*Task statement*:
Going line by line through the entries below, note each one with "Пинол", then report how many there are and nothing else.

*Dataset rows for apps and sites*:
========================================================================
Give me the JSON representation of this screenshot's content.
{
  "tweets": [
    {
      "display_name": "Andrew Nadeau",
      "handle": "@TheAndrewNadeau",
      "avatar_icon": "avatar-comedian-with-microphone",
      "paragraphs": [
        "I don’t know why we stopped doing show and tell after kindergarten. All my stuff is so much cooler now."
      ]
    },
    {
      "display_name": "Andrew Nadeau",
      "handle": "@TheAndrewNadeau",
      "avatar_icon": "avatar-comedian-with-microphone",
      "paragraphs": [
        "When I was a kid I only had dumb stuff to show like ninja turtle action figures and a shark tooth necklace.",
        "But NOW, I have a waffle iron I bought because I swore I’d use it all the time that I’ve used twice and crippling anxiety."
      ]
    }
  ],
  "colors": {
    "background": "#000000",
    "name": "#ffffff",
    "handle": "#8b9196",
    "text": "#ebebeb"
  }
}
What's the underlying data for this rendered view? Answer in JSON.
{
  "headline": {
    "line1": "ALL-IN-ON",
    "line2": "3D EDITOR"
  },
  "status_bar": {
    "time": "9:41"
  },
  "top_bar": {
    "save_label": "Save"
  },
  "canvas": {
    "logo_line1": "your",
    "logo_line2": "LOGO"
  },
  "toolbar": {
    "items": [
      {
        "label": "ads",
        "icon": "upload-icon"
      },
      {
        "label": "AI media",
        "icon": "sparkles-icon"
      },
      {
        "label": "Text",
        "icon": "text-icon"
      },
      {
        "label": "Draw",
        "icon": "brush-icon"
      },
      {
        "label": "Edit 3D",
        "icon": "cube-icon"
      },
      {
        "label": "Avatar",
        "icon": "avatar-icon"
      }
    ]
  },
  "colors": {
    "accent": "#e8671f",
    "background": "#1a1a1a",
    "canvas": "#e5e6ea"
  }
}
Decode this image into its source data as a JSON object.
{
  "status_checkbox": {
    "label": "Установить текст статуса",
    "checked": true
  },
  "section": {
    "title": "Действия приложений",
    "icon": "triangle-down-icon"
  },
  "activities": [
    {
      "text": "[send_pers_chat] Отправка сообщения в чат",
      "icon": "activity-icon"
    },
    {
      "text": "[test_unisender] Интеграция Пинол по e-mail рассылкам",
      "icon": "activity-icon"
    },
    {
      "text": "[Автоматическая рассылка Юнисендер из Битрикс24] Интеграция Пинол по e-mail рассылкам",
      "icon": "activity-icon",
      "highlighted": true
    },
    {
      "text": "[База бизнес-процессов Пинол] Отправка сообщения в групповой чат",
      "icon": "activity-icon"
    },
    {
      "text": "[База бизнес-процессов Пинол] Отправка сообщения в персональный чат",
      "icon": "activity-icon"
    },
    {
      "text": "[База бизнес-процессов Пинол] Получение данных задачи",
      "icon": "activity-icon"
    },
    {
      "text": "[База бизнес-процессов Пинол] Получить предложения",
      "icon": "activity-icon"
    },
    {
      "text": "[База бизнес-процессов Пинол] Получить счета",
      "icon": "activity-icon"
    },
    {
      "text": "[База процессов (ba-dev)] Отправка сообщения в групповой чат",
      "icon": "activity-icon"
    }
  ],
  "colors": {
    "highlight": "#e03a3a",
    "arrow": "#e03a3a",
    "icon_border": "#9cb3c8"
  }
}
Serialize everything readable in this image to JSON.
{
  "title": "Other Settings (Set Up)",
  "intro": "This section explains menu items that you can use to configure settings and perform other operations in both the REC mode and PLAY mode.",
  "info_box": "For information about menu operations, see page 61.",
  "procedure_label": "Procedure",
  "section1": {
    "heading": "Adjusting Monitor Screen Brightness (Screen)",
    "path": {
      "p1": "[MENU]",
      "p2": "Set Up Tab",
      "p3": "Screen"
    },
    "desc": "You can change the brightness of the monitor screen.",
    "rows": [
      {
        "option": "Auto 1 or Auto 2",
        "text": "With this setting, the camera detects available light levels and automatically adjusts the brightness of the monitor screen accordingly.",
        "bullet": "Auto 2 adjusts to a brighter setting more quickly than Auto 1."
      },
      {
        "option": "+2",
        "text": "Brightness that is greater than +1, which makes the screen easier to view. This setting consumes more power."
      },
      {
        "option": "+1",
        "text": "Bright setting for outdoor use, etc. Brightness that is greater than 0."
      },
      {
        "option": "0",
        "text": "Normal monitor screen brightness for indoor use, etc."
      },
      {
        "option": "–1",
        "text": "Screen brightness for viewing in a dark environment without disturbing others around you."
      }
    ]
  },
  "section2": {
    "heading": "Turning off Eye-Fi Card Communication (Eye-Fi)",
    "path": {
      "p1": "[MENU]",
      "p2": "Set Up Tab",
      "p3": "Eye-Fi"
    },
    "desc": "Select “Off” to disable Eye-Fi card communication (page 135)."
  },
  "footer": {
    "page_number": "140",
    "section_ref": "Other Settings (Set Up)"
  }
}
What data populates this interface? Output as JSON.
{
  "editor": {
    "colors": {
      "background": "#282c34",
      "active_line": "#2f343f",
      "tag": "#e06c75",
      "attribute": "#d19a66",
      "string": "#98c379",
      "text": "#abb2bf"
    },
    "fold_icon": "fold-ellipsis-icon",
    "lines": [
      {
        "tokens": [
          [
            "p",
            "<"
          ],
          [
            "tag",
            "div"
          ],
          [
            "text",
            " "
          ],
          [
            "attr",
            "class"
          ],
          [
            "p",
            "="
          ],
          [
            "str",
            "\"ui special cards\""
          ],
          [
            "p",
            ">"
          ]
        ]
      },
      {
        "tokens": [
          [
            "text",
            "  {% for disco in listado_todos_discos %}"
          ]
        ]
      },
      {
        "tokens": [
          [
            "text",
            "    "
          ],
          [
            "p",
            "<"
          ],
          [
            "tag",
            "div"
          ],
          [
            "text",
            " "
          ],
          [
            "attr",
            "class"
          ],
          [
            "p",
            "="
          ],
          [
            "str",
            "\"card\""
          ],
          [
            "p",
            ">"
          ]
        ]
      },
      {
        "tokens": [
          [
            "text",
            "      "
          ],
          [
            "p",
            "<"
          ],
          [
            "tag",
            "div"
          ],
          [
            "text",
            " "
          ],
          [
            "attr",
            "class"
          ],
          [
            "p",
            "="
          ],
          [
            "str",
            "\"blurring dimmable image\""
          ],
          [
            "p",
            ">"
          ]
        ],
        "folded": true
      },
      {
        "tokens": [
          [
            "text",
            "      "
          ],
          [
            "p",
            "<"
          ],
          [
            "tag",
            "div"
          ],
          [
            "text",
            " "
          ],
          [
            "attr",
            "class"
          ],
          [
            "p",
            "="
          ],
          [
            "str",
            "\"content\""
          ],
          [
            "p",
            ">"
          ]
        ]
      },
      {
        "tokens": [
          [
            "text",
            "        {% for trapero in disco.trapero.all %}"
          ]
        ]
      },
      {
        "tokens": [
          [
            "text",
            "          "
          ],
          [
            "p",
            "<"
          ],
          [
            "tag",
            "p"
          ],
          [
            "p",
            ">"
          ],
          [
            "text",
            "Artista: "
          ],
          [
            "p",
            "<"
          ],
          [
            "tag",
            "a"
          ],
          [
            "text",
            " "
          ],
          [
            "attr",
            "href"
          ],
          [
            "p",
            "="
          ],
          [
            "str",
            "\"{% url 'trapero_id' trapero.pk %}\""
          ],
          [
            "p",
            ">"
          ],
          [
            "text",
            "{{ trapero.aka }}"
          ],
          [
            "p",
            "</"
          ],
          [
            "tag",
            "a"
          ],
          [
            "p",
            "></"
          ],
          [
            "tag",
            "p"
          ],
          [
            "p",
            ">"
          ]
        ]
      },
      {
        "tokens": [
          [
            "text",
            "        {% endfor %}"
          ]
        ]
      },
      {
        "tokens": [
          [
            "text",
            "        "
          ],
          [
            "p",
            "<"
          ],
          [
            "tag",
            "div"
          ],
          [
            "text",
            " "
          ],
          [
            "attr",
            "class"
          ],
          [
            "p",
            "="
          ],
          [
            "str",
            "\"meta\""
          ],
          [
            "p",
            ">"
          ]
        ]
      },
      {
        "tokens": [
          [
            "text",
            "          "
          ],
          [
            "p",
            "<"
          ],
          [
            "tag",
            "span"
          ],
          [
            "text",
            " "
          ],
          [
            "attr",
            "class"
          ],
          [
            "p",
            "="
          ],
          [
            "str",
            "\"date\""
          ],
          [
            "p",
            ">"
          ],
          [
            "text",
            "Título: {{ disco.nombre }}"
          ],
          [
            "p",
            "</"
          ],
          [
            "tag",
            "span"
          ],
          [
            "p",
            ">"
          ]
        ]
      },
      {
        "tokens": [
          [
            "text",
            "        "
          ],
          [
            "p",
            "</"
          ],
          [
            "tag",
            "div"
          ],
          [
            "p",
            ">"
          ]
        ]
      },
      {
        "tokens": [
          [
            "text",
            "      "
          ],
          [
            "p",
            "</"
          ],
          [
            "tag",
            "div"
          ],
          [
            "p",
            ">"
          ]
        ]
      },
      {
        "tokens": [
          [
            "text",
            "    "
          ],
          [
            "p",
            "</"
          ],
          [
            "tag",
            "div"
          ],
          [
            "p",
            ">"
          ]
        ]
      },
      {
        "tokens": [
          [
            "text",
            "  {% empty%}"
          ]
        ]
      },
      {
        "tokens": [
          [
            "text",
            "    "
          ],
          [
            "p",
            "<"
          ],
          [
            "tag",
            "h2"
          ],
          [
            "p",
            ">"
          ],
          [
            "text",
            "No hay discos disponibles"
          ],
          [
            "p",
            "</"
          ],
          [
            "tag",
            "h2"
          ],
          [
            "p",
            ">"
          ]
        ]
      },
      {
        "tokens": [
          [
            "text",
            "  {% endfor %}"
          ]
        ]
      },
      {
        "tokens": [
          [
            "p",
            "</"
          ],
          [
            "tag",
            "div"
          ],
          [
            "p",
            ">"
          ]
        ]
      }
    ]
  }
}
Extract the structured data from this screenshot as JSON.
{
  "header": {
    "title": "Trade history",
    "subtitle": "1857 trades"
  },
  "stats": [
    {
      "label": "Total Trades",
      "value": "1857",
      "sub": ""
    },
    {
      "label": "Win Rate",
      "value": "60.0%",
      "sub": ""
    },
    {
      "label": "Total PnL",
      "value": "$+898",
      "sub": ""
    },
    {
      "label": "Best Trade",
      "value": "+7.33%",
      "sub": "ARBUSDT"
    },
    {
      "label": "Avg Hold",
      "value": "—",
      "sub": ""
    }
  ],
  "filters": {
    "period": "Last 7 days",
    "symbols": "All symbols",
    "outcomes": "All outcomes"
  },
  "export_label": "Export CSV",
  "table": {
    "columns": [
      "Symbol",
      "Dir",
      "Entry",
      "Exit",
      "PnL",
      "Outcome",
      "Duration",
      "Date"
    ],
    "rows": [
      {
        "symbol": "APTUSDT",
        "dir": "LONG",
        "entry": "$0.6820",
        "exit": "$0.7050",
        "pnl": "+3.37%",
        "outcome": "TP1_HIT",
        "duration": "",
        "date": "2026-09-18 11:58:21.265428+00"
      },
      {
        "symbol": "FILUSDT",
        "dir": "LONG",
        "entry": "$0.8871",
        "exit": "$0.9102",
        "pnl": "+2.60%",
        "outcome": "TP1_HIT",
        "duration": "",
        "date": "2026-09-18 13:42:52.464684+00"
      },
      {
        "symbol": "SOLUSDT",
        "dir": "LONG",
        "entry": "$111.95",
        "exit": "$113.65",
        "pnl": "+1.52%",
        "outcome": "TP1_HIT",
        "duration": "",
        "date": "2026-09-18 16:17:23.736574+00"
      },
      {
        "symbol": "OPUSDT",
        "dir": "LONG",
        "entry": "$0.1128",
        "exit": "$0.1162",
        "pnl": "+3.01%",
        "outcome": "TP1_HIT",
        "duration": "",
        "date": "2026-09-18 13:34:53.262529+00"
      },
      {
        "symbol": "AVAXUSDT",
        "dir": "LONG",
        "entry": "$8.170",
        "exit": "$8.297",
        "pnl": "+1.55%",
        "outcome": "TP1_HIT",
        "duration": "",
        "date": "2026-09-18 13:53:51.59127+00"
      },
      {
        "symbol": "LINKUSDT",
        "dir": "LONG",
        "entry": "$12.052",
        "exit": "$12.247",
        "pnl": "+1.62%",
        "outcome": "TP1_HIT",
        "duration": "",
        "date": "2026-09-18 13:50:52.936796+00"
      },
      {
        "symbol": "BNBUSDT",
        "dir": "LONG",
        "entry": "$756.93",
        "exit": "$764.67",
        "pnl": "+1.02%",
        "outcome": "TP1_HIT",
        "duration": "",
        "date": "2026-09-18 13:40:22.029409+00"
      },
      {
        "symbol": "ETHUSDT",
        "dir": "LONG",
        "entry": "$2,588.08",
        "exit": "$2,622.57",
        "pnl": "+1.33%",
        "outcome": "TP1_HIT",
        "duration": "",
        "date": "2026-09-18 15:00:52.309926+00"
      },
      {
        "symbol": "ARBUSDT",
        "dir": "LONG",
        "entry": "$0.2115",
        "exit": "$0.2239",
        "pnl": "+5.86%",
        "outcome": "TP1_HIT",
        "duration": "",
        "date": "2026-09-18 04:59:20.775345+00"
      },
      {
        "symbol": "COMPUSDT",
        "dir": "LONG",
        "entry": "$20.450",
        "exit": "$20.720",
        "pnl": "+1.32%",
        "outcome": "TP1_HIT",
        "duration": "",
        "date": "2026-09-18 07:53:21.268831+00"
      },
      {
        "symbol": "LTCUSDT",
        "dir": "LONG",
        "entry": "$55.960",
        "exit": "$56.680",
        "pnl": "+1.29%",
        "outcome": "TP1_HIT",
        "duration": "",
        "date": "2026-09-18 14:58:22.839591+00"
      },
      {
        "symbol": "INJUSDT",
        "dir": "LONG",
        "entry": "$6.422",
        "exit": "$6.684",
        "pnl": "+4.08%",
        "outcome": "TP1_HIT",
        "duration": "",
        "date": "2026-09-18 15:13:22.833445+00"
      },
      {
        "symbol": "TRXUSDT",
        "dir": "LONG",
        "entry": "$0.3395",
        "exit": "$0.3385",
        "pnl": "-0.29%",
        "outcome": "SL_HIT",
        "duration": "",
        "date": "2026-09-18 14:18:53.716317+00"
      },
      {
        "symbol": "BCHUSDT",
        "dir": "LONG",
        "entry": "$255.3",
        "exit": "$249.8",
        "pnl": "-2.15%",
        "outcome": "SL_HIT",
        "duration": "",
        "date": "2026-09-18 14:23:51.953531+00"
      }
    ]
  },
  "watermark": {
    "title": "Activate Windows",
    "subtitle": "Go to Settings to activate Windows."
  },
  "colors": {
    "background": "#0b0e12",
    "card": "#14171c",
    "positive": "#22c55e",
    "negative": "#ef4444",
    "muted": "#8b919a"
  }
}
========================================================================
*Answer for the task*:
7